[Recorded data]
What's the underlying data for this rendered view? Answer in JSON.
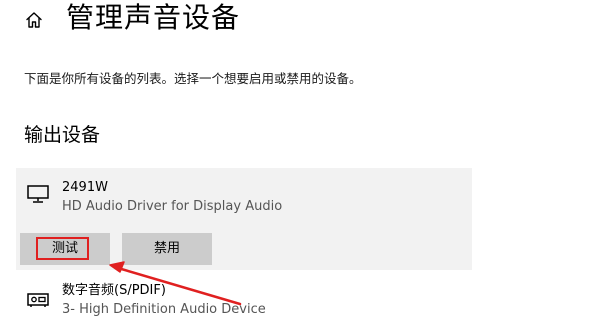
{
  "header": {
    "title": "管理声音设备"
  },
  "description": "下面是你所有设备的列表。选择一个想要启用或禁用的设备。",
  "output_section": {
    "heading": "输出设备",
    "devices": [
      {
        "name": "2491W",
        "driver": "HD Audio Driver for Display Audio",
        "icon": "monitor-icon",
        "buttons": {
          "test_label": "测试",
          "disable_label": "禁用"
        }
      },
      {
        "name": "数字音频(S/PDIF)",
        "driver": "3- High Definition Audio Device",
        "icon": "spdif-port-icon"
      }
    ]
  },
  "colors": {
    "annotation": "#e02020",
    "card_background": "#f2f2f2",
    "button_background": "#cccccc"
  }
}
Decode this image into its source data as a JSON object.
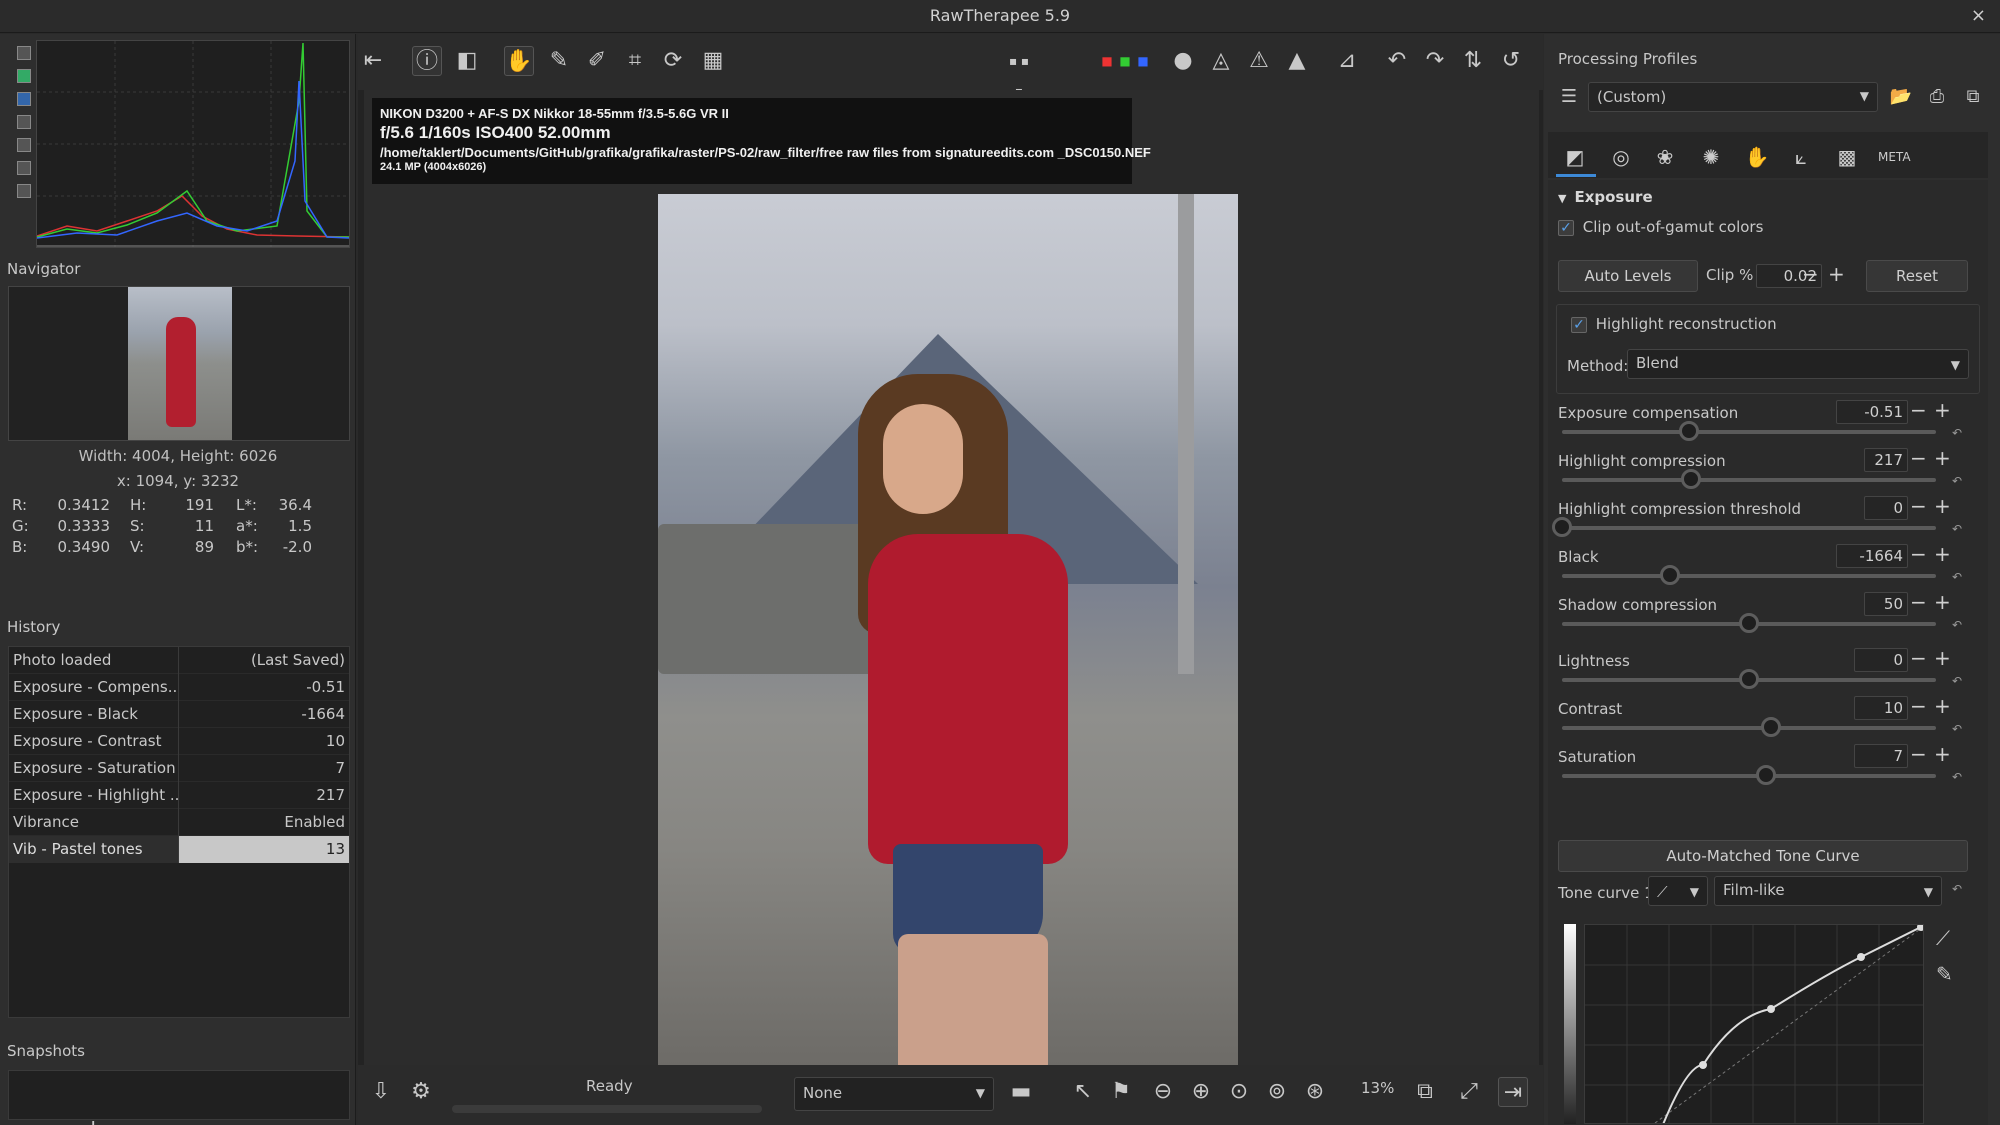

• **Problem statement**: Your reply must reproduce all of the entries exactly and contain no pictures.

• **Output for this task**:
What's the underlying data for this rendered view? Answer in JSON.
{
  "header": {
    "title": "管理声音设备"
  },
  "description": "下面是你所有设备的列表。选择一个想要启用或禁用的设备。",
  "output_section": {
    "heading": "输出设备",
    "devices": [
      {
        "name": "2491W",
        "driver": "HD Audio Driver for Display Audio",
        "icon": "monitor-icon",
        "buttons": {
          "test_label": "测试",
          "disable_label": "禁用"
        }
      },
      {
        "name": "数字音频(S/PDIF)",
        "driver": "3- High Definition Audio Device",
        "icon": "spdif-port-icon"
      }
    ]
  },
  "colors": {
    "annotation": "#e02020",
    "card_background": "#f2f2f2",
    "button_background": "#cccccc"
  }
}
Decode this image into its source data as a JSON object.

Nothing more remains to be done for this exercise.